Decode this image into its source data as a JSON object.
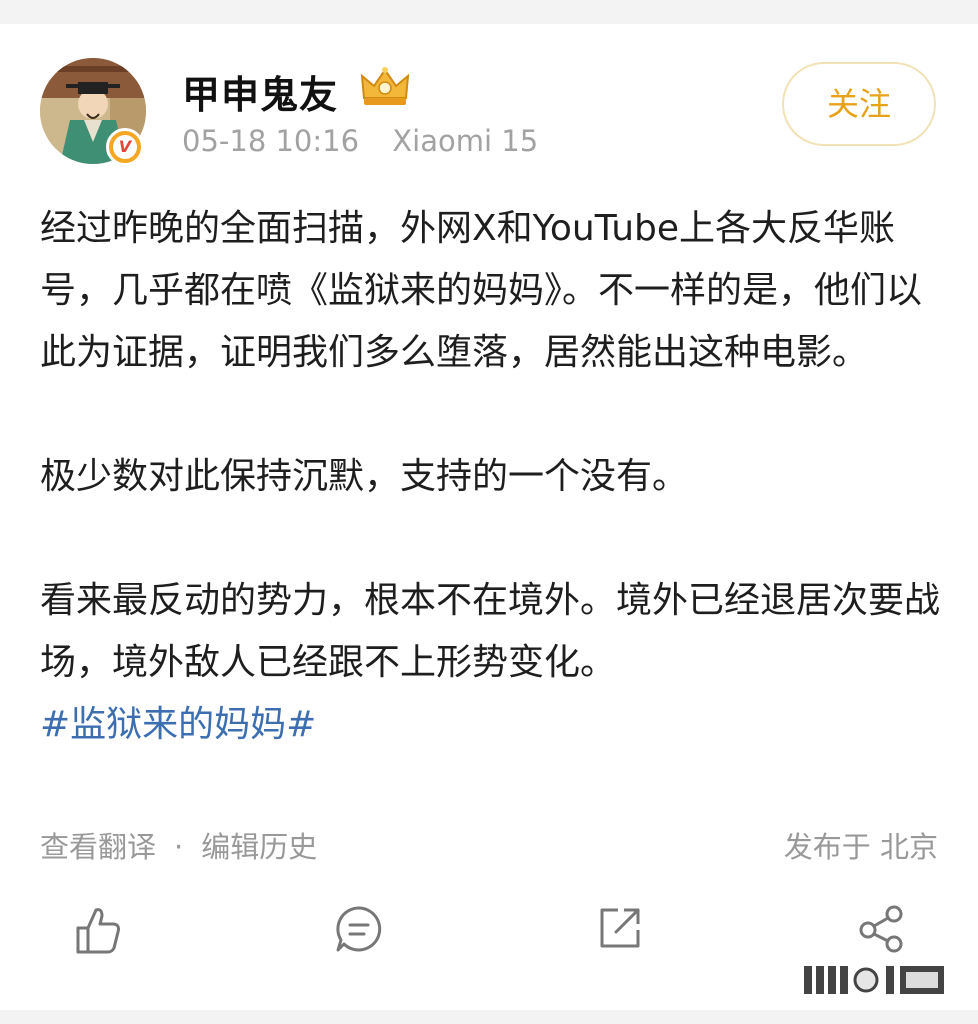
{
  "post": {
    "username": "甲申鬼友",
    "time": "05-18 10:16",
    "device": "Xiaomi 15",
    "follow_label": "关注",
    "verified_mark": "V",
    "paragraphs": [
      "经过昨晚的全面扫描，外网X和YouTube上各大反华账号，几乎都在喷《监狱来的妈妈》。不一样的是，他们以此为证据，证明我们多么堕落，居然能出这种电影。",
      "极少数对此保持沉默，支持的一个没有。",
      "看来最反动的势力，根本不在境外。境外已经退居次要战场，境外敌人已经跟不上形势变化。"
    ],
    "hashtag": "#监狱来的妈妈#",
    "translate_label": "查看翻译",
    "separator": "·",
    "edit_history_label": "编辑历史",
    "location_label": "发布于 北京"
  },
  "icons": {
    "like": "thumbs-up-icon",
    "comment": "comment-bubble-icon",
    "repost": "share-arrow-icon",
    "share": "network-share-icon"
  },
  "colors": {
    "accent": "#e8a21a",
    "hashtag": "#3d6fb0",
    "muted": "#a2a2a2"
  }
}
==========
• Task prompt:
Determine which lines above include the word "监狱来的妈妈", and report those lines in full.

• Finished task:
      "经过昨晚的全面扫描，外网X和YouTube上各大反华账号，几乎都在喷《监狱来的妈妈》。不一样的是，他们以此为证据，证明我们多么堕落，居然能出这种电影。",
    "hashtag": "#监狱来的妈妈#",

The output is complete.